Having nonprofit organizations along with community support is substantial way to reduce costs for people who would otherwise have to pay thousands out of pocket, said Rebecca Williams, lead information specialist for the Southeast ADA Center.

“I’ve seen anywhere from $7,000 to $25,000 (for a service dog),” Williams said. “The purchase of the dog from the breeder, its food, its veterinary bills, paying for the trainer, paying for any equipment they use in the process of training the dog.”

Williams has found it’s common for communities, organizations and businesses to pour into service dog organizations to offset costs to those who need them. And that’s important for the value those dogs bring, she said.

“The service dog is there to do tasks that the person with the disability cannot do for themselves, such as opening doors, turning on lights, picking up dropped items, getting medication, allowing a person to lean on them if they are weak or push them up into a seating position,” Williams said. “The most important thing is it does in increase a person’s independence so they could perhaps go to work, participate in community and civic life.”

About 18 to 19 dogs are trained at Lowell at a time, not including those out being trained with puppy-raisers and past inmates.

“Unfortunately, they’re limited because there can only be about 18 dogs in the prison at one time,” Bogdonoff said. “We could probably sponsor more dogs if there would be the facilities to train.”
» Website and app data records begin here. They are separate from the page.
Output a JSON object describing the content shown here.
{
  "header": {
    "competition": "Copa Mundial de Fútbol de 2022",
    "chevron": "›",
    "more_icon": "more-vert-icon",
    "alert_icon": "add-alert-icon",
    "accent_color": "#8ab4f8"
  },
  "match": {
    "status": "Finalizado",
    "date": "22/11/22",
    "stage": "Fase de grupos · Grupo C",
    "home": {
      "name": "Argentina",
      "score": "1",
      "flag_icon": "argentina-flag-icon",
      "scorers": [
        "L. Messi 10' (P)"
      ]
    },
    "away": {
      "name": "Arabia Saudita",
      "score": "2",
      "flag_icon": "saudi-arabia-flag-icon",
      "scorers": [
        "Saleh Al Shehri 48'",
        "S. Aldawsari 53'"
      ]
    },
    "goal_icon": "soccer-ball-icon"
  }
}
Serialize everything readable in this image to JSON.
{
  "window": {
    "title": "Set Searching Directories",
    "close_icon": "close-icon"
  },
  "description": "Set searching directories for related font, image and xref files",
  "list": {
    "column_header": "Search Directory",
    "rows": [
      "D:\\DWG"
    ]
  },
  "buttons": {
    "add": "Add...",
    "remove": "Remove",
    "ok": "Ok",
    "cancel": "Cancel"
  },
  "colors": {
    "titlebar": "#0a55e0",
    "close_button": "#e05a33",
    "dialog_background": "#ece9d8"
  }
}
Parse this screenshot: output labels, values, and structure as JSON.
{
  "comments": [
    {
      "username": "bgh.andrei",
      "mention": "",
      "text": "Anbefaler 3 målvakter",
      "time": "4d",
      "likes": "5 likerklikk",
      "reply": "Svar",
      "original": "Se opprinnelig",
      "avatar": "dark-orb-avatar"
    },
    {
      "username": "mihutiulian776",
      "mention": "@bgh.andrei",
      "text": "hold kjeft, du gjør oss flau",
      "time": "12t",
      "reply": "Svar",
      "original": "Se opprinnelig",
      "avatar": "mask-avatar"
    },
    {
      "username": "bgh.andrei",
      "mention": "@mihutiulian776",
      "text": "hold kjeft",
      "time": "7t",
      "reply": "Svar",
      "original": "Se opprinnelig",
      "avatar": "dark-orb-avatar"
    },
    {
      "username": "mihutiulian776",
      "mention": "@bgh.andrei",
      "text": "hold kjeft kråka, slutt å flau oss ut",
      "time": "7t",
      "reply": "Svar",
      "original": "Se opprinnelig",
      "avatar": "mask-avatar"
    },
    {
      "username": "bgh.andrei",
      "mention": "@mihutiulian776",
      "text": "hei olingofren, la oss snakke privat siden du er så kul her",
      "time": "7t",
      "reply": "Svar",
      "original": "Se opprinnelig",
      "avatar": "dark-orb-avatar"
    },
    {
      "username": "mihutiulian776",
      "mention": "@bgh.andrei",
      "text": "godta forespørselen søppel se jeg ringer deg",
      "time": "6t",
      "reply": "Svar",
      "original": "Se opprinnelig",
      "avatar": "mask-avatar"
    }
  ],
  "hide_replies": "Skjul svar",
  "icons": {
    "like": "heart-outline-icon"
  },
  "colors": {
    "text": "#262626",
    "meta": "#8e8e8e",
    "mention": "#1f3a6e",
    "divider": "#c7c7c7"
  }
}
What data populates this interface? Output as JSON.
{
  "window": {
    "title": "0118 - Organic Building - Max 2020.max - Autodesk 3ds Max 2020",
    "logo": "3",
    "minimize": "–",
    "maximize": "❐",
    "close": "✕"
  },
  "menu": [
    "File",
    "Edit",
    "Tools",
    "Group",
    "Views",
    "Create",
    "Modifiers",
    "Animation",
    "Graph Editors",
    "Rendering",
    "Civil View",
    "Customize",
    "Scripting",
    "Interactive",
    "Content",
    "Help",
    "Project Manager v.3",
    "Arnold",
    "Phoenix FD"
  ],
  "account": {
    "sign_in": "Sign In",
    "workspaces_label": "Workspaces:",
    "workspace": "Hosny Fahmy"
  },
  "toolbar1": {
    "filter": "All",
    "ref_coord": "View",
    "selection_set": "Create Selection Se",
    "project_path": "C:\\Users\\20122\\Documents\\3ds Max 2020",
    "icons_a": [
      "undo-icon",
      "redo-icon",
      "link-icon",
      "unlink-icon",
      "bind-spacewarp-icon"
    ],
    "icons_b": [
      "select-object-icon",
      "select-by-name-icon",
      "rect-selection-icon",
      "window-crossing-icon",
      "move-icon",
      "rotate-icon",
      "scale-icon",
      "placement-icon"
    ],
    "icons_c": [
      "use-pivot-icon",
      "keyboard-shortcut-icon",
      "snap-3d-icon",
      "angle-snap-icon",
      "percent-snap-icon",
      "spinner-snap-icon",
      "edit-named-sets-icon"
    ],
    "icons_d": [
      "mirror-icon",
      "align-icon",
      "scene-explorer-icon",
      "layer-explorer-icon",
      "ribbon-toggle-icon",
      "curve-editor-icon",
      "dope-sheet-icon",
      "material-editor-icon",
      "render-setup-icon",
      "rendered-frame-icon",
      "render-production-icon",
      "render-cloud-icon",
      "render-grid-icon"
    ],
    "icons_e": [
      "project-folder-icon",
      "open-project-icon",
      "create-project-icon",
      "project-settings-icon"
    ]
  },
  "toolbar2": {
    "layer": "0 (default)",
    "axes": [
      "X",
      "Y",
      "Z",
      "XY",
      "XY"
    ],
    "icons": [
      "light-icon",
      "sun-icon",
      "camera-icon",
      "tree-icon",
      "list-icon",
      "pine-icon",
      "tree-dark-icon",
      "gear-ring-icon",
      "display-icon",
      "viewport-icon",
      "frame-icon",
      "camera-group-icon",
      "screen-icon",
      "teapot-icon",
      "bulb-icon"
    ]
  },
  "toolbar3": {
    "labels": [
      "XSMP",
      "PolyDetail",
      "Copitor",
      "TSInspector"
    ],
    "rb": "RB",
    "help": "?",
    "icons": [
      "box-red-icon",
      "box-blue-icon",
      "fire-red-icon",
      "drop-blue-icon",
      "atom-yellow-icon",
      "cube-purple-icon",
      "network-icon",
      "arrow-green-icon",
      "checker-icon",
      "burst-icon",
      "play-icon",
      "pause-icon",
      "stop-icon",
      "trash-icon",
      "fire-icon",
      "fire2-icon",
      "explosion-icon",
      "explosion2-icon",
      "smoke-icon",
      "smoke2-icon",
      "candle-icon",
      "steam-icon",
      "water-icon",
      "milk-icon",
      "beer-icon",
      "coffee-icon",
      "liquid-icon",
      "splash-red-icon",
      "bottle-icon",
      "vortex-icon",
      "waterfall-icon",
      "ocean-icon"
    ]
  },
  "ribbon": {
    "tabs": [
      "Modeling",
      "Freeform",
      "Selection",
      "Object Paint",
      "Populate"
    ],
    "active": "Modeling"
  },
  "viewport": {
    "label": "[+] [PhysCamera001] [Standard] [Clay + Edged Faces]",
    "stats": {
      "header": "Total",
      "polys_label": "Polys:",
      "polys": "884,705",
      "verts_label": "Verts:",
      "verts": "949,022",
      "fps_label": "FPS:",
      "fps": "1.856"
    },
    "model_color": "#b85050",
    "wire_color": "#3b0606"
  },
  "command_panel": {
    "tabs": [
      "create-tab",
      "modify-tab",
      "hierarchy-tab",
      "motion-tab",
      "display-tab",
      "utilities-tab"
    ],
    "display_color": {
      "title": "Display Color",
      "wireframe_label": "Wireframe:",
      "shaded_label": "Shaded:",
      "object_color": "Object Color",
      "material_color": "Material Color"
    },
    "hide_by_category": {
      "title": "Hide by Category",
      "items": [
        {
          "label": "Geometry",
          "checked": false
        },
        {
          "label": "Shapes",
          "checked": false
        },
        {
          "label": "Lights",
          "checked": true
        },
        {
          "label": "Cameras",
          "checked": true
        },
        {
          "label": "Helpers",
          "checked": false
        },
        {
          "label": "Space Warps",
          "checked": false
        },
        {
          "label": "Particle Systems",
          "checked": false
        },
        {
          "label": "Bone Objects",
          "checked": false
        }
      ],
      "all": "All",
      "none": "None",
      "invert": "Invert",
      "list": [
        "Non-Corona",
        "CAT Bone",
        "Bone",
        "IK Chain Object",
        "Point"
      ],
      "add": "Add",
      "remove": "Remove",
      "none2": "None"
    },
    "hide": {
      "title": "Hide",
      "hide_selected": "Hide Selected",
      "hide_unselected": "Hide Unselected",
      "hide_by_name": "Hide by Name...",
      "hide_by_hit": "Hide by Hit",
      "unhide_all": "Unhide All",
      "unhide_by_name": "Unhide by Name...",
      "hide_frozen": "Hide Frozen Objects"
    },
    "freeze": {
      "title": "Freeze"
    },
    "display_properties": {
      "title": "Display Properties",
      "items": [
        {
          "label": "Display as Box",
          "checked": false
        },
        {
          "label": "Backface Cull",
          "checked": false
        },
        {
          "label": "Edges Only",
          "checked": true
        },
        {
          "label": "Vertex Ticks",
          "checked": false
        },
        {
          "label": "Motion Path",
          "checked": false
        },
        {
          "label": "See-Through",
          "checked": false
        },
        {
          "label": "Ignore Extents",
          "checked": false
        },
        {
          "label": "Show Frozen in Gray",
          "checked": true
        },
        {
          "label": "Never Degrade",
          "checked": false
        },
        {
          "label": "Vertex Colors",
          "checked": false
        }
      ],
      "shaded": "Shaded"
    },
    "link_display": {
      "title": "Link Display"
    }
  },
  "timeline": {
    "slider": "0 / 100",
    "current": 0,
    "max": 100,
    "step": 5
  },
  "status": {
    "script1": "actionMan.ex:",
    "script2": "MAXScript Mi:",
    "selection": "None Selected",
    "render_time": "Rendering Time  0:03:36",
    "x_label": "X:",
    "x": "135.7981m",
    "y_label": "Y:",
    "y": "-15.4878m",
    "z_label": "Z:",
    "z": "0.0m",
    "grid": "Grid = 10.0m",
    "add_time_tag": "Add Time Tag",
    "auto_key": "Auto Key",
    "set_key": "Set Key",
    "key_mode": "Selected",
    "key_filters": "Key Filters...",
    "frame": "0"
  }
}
Fortunately, that won’t be the case for too long. Patriot Service Dogs is currently fundraising to design and build Patriots Landing, a building to not only house older dogs in the system so younger dogs can be trained, but to expose the dogs to an actual home environment. The building will have functions and furniture found in a home and should house about five dogs at a time.

“The prison is an unrealistic environment,” Sanderson said. “There are no doors in prison and no washing machines. There’s none of the things you’ll be introduced to in a house, so it’ll be a great way to show those dogs those things before they’re placed with a veteran in a longterm basis.”

The fundraiser kicked off Nov. 19. So far it has raised $90,000 of the estimated $125,000 needed, Sanderson said.

“Teaming up with The Villages and Villages groups has allowed us to move forward and to think of doing something like Patriots Landing,” Sanderson said. “It feels like The Villages is behind us and supporting us, and it allows us to take steps forward that I don’t know we would have if we didn’t have the support of The Villages.”

To donate the fundraiser, visit patriotservicedogs.org. Checks made out to Patriot Service Dogs also are accepted and can be mailed to 10545 SE 42nd Court, Belleview, FL, 34420. Funds can be earmarked for the facility project.

Patriot Service Dogs is also having a meet the trainers dinner 6 p.m. Feb. 29 at Wildwood Community Center at which Cutter will be present. Former inmates will be demonstrating how dogs are trained. The event is open to the public and is a great opportunity for Villages groups sponsoring dogs to see their dogs.

Tickets for the event can be purchased at facebook.com/PatriotServiceDogs.

For more information, call 352-514-9903 or email info@patriotservicedogs.org.

Staff writer Kristi Schweitzer can be reached at 352-753-1119, ext. 5225, or kristi.schweitzer@thevillagesmedia.com.